**Brief**
Repeat each record word for word. Leave nothing out.

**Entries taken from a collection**
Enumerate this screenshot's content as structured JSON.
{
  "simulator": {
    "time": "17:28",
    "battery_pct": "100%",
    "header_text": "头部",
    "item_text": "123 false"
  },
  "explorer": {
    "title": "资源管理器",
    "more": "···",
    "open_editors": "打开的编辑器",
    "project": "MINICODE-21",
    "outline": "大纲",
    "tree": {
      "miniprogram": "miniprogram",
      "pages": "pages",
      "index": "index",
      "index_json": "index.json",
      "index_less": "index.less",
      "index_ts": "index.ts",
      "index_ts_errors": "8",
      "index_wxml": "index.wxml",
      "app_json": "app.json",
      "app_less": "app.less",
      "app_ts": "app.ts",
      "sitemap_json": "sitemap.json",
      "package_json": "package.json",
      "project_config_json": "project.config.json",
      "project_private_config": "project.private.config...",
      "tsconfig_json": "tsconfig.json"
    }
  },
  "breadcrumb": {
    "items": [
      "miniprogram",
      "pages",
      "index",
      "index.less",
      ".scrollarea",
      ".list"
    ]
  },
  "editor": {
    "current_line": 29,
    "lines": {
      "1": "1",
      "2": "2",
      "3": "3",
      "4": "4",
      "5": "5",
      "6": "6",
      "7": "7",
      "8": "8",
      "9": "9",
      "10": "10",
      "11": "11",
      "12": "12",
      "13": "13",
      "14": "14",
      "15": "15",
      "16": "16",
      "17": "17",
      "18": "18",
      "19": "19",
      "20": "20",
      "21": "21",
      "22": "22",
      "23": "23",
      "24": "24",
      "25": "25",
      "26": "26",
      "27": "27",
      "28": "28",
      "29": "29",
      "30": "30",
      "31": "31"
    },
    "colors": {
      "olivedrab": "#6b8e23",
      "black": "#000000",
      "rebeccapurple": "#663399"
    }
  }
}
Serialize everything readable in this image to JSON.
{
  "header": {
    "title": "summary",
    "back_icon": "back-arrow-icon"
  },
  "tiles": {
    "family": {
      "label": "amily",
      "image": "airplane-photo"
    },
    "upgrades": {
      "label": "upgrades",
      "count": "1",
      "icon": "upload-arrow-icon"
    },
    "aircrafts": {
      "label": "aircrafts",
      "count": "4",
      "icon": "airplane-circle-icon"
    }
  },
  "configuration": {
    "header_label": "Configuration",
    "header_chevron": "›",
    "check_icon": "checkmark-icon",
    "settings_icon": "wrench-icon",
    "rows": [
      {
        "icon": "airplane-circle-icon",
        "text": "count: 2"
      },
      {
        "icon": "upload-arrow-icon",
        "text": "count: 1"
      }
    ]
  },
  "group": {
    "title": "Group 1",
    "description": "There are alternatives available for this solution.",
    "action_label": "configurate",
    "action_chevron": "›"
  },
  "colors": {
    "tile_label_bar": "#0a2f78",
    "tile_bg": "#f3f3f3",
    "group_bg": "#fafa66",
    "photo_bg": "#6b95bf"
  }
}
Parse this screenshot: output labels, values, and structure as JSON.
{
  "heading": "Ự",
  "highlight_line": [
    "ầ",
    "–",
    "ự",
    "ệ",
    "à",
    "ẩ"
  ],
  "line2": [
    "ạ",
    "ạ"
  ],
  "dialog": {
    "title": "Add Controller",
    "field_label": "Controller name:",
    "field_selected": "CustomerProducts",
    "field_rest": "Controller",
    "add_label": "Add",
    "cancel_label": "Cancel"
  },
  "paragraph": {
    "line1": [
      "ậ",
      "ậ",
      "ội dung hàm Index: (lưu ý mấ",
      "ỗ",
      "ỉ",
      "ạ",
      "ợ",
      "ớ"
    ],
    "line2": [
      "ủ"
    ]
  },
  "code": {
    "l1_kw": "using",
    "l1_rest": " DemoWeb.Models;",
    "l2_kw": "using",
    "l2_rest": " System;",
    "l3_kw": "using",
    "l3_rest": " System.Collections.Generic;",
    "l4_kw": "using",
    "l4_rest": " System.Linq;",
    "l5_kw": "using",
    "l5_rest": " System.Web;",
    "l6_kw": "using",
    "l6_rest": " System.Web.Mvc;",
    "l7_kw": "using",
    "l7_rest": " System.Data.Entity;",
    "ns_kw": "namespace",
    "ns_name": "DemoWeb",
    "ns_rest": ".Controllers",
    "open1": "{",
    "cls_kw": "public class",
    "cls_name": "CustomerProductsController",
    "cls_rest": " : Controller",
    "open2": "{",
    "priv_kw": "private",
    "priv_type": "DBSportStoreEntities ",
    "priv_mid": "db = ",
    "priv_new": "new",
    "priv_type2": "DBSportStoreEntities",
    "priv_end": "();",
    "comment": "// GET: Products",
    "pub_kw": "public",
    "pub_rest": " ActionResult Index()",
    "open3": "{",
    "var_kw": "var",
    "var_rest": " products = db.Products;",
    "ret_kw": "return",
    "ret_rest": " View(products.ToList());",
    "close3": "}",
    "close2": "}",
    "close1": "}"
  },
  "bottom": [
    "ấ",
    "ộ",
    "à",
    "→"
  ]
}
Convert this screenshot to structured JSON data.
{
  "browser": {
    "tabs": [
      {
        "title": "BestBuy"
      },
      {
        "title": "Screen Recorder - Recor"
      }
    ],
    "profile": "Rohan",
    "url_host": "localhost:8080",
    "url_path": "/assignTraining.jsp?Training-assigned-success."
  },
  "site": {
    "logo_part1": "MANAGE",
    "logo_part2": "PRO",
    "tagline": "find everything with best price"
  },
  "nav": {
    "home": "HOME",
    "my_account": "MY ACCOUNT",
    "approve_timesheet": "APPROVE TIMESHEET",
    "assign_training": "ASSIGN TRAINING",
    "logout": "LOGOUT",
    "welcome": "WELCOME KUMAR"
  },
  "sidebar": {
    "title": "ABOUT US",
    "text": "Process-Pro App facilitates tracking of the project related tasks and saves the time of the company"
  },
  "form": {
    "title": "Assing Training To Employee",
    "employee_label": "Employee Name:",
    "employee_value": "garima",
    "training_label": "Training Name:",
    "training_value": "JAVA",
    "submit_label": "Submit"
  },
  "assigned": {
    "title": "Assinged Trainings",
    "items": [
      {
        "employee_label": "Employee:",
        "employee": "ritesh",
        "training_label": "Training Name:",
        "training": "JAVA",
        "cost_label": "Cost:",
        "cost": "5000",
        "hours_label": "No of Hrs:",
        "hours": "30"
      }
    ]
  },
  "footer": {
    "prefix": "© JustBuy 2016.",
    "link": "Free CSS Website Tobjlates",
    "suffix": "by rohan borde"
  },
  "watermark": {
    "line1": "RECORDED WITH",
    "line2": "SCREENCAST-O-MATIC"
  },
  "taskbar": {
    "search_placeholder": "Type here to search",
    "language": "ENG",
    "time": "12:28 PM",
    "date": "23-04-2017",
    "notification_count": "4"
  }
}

**Task result**
Enumerate this screenshot's content as structured JSON.
{
  "simulator": {
    "time": "17:28",
    "battery_pct": "100%",
    "header_text": "头部",
    "item_text": "123 false"
  },
  "explorer": {
    "title": "资源管理器",
    "more": "···",
    "open_editors": "打开的编辑器",
    "project": "MINICODE-21",
    "outline": "大纲",
    "tree": {
      "miniprogram": "miniprogram",
      "pages": "pages",
      "index": "index",
      "index_json": "index.json",
      "index_less": "index.less",
      "index_ts": "index.ts",
      "index_ts_errors": "8",
      "index_wxml": "index.wxml",
      "app_json": "app.json",
      "app_less": "app.less",
      "app_ts": "app.ts",
      "sitemap_json": "sitemap.json",
      "package_json": "package.json",
      "project_config_json": "project.config.json",
      "project_private_config": "project.private.config...",
      "tsconfig_json": "tsconfig.json"
    }
  },
  "breadcrumb": {
    "items": [
      "miniprogram",
      "pages",
      "index",
      "index.less",
      ".scrollarea",
      ".list"
    ]
  },
  "editor": {
    "current_line": 29,
    "lines": {
      "1": "1",
      "2": "2",
      "3": "3",
      "4": "4",
      "5": "5",
      "6": "6",
      "7": "7",
      "8": "8",
      "9": "9",
      "10": "10",
      "11": "11",
      "12": "12",
      "13": "13",
      "14": "14",
      "15": "15",
      "16": "16",
      "17": "17",
      "18": "18",
      "19": "19",
      "20": "20",
      "21": "21",
      "22": "22",
      "23": "23",
      "24": "24",
      "25": "25",
      "26": "26",
      "27": "27",
      "28": "28",
      "29": "29",
      "30": "30",
      "31": "31"
    },
    "colors": {
      "olivedrab": "#6b8e23",
      "black": "#000000",
      "rebeccapurple": "#663399"
    }
  }
}
Serialize everything readable in this image to JSON.
{
  "header": {
    "title": "summary",
    "back_icon": "back-arrow-icon"
  },
  "tiles": {
    "family": {
      "label": "amily",
      "image": "airplane-photo"
    },
    "upgrades": {
      "label": "upgrades",
      "count": "1",
      "icon": "upload-arrow-icon"
    },
    "aircrafts": {
      "label": "aircrafts",
      "count": "4",
      "icon": "airplane-circle-icon"
    }
  },
  "configuration": {
    "header_label": "Configuration",
    "header_chevron": "›",
    "check_icon": "checkmark-icon",
    "settings_icon": "wrench-icon",
    "rows": [
      {
        "icon": "airplane-circle-icon",
        "text": "count: 2"
      },
      {
        "icon": "upload-arrow-icon",
        "text": "count: 1"
      }
    ]
  },
  "group": {
    "title": "Group 1",
    "description": "There are alternatives available for this solution.",
    "action_label": "configurate",
    "action_chevron": "›"
  },
  "colors": {
    "tile_label_bar": "#0a2f78",
    "tile_bg": "#f3f3f3",
    "group_bg": "#fafa66",
    "photo_bg": "#6b95bf"
  }
}
Parse this screenshot: output labels, values, and structure as JSON.
{
  "heading": "Ự",
  "highlight_line": [
    "ầ",
    "–",
    "ự",
    "ệ",
    "à",
    "ẩ"
  ],
  "line2": [
    "ạ",
    "ạ"
  ],
  "dialog": {
    "title": "Add Controller",
    "field_label": "Controller name:",
    "field_selected": "CustomerProducts",
    "field_rest": "Controller",
    "add_label": "Add",
    "cancel_label": "Cancel"
  },
  "paragraph": {
    "line1": [
      "ậ",
      "ậ",
      "ội dung hàm Index: (lưu ý mấ",
      "ỗ",
      "ỉ",
      "ạ",
      "ợ",
      "ớ"
    ],
    "line2": [
      "ủ"
    ]
  },
  "code": {
    "l1_kw": "using",
    "l1_rest": " DemoWeb.Models;",
    "l2_kw": "using",
    "l2_rest": " System;",
    "l3_kw": "using",
    "l3_rest": " System.Collections.Generic;",
    "l4_kw": "using",
    "l4_rest": " System.Linq;",
    "l5_kw": "using",
    "l5_rest": " System.Web;",
    "l6_kw": "using",
    "l6_rest": " System.Web.Mvc;",
    "l7_kw": "using",
    "l7_rest": " System.Data.Entity;",
    "ns_kw": "namespace",
    "ns_name": "DemoWeb",
    "ns_rest": ".Controllers",
    "open1": "{",
    "cls_kw": "public class",
    "cls_name": "CustomerProductsController",
    "cls_rest": " : Controller",
    "open2": "{",
    "priv_kw": "private",
    "priv_type": "DBSportStoreEntities ",
    "priv_mid": "db = ",
    "priv_new": "new",
    "priv_type2": "DBSportStoreEntities",
    "priv_end": "();",
    "comment": "// GET: Products",
    "pub_kw": "public",
    "pub_rest": " ActionResult Index()",
    "open3": "{",
    "var_kw": "var",
    "var_rest": " products = db.Products;",
    "ret_kw": "return",
    "ret_rest": " View(products.ToList());",
    "close3": "}",
    "close2": "}",
    "close1": "}"
  },
  "bottom": [
    "ấ",
    "ộ",
    "à",
    "→"
  ]
}
Convert this screenshot to structured JSON data.
{
  "browser": {
    "tabs": [
      {
        "title": "BestBuy"
      },
      {
        "title": "Screen Recorder - Recor"
      }
    ],
    "profile": "Rohan",
    "url_host": "localhost:8080",
    "url_path": "/assignTraining.jsp?Training-assigned-success."
  },
  "site": {
    "logo_part1": "MANAGE",
    "logo_part2": "PRO",
    "tagline": "find everything with best price"
  },
  "nav": {
    "home": "HOME",
    "my_account": "MY ACCOUNT",
    "approve_timesheet": "APPROVE TIMESHEET",
    "assign_training": "ASSIGN TRAINING",
    "logout": "LOGOUT",
    "welcome": "WELCOME KUMAR"
  },
  "sidebar": {
    "title": "ABOUT US",
    "text": "Process-Pro App facilitates tracking of the project related tasks and saves the time of the company"
  },
  "form": {
    "title": "Assing Training To Employee",
    "employee_label": "Employee Name:",
    "employee_value": "garima",
    "training_label": "Training Name:",
    "training_value": "JAVA",
    "submit_label": "Submit"
  },
  "assigned": {
    "title": "Assinged Trainings",
    "items": [
      {
        "employee_label": "Employee:",
        "employee": "ritesh",
        "training_label": "Training Name:",
        "training": "JAVA",
        "cost_label": "Cost:",
        "cost": "5000",
        "hours_label": "No of Hrs:",
        "hours": "30"
      }
    ]
  },
  "footer": {
    "prefix": "© JustBuy 2016.",
    "link": "Free CSS Website Tobjlates",
    "suffix": "by rohan borde"
  },
  "watermark": {
    "line1": "RECORDED WITH",
    "line2": "SCREENCAST-O-MATIC"
  },
  "taskbar": {
    "search_placeholder": "Type here to search",
    "language": "ENG",
    "time": "12:28 PM",
    "date": "23-04-2017",
    "notification_count": "4"
  }
}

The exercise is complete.